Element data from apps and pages
----
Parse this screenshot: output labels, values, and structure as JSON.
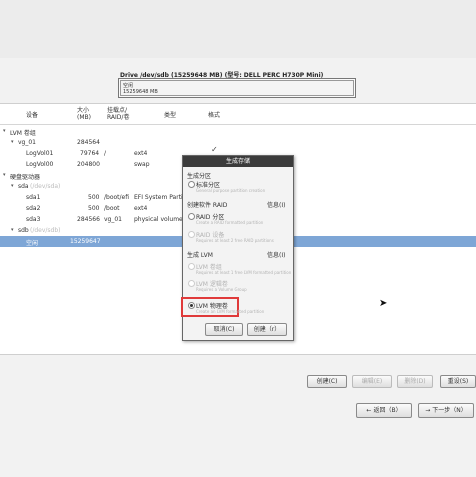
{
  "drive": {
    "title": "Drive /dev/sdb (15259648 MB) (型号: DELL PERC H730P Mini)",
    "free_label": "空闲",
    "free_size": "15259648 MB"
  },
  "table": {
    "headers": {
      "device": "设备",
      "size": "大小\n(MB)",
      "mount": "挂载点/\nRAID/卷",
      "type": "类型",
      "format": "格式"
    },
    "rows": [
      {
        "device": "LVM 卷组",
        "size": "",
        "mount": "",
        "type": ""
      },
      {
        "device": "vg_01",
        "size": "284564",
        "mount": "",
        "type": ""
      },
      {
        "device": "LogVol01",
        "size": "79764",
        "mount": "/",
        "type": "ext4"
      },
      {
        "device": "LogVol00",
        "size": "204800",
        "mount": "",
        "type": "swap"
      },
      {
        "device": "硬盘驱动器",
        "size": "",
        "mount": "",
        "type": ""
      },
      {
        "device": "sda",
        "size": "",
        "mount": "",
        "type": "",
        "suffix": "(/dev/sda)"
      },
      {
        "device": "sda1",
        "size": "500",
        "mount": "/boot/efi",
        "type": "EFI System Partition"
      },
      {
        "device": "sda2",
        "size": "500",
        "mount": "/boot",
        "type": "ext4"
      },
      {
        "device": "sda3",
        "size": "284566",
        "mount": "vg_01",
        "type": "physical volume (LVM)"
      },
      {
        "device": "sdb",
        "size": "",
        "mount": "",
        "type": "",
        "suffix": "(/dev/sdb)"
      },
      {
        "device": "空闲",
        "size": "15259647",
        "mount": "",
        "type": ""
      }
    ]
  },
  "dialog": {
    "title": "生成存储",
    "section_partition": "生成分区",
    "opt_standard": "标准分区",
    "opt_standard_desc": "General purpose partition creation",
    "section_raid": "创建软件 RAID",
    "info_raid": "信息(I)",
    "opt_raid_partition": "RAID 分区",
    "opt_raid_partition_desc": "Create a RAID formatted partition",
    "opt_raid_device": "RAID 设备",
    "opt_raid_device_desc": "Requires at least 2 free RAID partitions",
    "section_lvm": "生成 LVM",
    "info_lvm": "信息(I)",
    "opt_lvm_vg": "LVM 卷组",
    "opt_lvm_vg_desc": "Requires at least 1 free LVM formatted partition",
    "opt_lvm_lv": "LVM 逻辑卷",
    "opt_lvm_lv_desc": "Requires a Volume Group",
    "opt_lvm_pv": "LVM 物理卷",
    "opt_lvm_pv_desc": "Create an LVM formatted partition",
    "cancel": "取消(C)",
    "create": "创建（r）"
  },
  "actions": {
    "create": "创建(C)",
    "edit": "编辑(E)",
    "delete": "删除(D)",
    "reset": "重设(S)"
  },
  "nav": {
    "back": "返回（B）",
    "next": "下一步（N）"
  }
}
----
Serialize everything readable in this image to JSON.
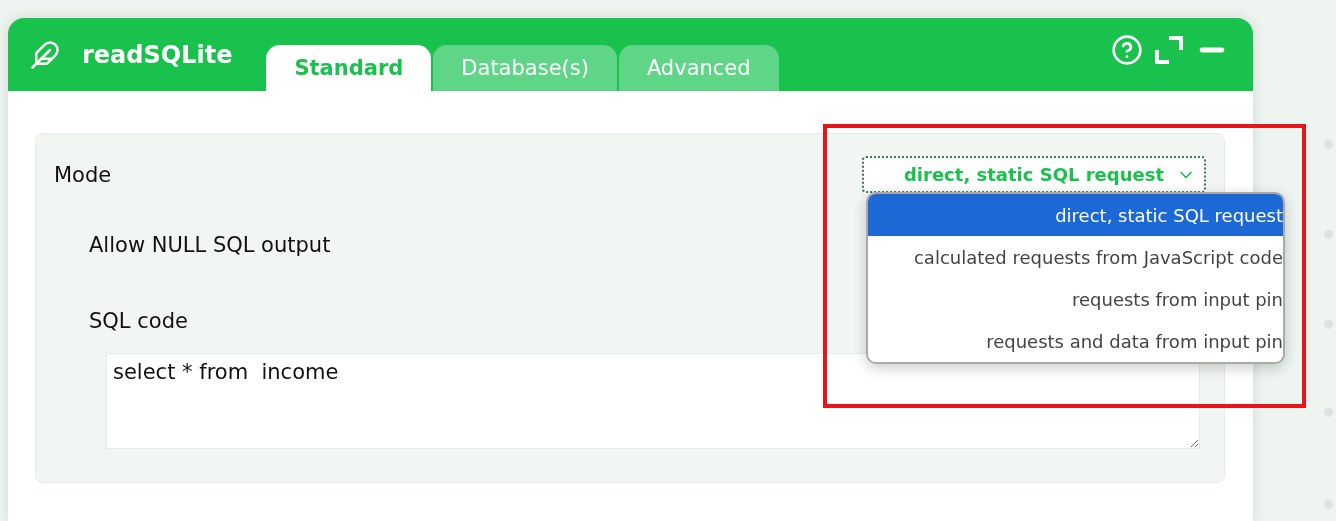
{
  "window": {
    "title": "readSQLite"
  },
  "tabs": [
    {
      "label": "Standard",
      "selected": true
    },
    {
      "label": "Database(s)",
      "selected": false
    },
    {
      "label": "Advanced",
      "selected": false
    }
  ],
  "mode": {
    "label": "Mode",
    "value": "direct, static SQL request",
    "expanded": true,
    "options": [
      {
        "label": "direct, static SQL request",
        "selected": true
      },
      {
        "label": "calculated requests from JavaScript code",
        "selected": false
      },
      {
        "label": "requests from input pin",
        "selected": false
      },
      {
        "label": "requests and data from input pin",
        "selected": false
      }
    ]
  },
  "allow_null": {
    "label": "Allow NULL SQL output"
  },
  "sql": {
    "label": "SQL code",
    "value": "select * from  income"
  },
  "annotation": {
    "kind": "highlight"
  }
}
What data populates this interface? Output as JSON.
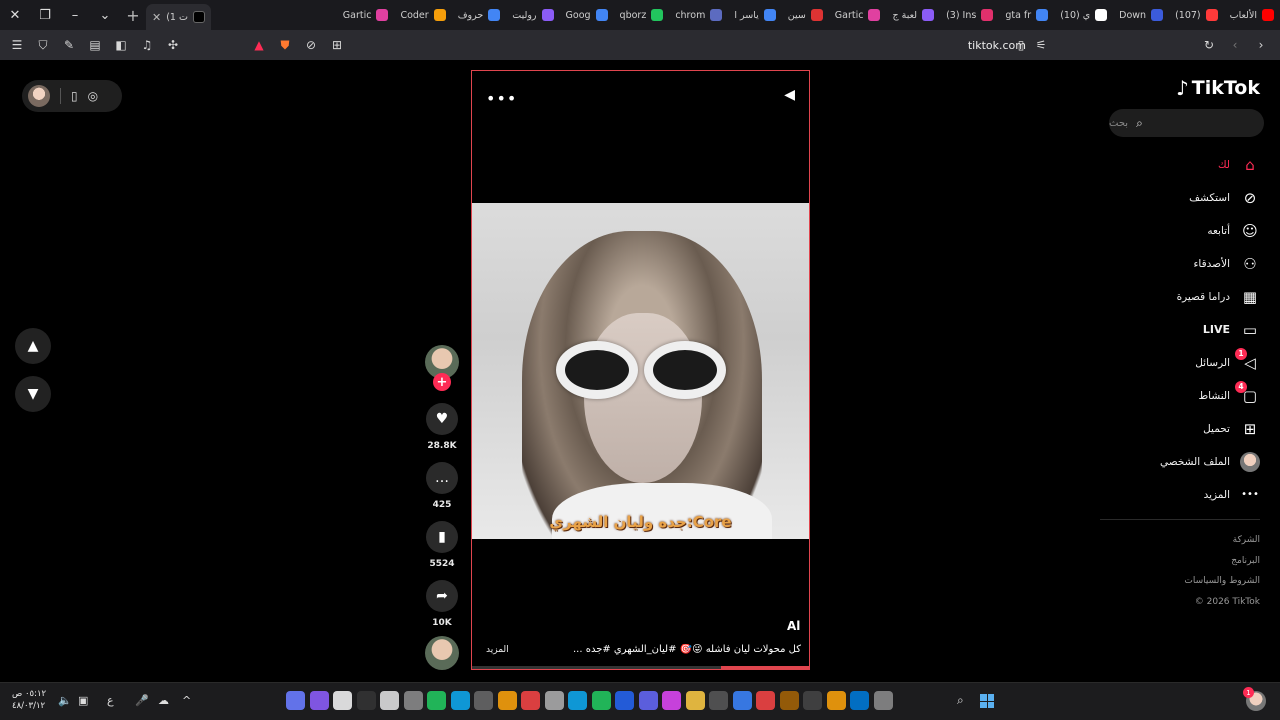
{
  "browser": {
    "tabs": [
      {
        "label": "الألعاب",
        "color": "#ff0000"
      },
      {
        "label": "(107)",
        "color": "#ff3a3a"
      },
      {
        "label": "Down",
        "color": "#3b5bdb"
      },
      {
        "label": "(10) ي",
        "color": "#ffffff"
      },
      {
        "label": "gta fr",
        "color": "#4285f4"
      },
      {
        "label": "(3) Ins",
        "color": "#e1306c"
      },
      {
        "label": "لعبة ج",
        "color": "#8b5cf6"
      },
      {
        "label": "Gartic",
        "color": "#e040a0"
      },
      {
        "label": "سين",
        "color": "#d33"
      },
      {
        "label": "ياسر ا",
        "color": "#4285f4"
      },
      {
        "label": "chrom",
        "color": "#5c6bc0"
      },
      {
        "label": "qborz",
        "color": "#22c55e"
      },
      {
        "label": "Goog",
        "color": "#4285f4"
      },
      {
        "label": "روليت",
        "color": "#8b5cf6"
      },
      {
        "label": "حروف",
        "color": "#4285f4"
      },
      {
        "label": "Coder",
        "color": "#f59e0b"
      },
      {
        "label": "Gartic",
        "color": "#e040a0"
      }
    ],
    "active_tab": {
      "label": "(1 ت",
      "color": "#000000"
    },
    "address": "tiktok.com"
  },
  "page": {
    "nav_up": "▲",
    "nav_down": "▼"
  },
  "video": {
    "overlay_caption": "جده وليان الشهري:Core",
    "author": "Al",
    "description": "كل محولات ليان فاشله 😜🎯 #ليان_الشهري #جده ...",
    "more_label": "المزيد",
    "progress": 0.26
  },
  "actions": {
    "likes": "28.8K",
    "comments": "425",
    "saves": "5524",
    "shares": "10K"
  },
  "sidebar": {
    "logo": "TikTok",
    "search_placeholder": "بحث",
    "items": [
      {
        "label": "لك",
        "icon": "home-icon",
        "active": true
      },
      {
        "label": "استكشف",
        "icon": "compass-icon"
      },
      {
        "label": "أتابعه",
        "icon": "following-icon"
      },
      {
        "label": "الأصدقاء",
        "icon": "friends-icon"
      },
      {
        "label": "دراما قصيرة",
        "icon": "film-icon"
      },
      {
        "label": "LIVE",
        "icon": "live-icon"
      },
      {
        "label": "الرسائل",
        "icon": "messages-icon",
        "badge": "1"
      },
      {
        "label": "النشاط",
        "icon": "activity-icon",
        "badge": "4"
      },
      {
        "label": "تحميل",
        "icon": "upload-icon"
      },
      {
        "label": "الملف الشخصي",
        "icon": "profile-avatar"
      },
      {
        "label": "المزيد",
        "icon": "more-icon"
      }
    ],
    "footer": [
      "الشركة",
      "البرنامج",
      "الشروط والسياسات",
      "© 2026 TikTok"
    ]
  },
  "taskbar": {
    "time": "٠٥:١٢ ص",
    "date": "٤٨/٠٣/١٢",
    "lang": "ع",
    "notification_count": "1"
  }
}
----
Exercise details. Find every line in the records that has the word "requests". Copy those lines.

The answer.
        "label": "calculated requests from JavaScript code",
        "label": "requests from input pin",
        "label": "requests and data from input pin",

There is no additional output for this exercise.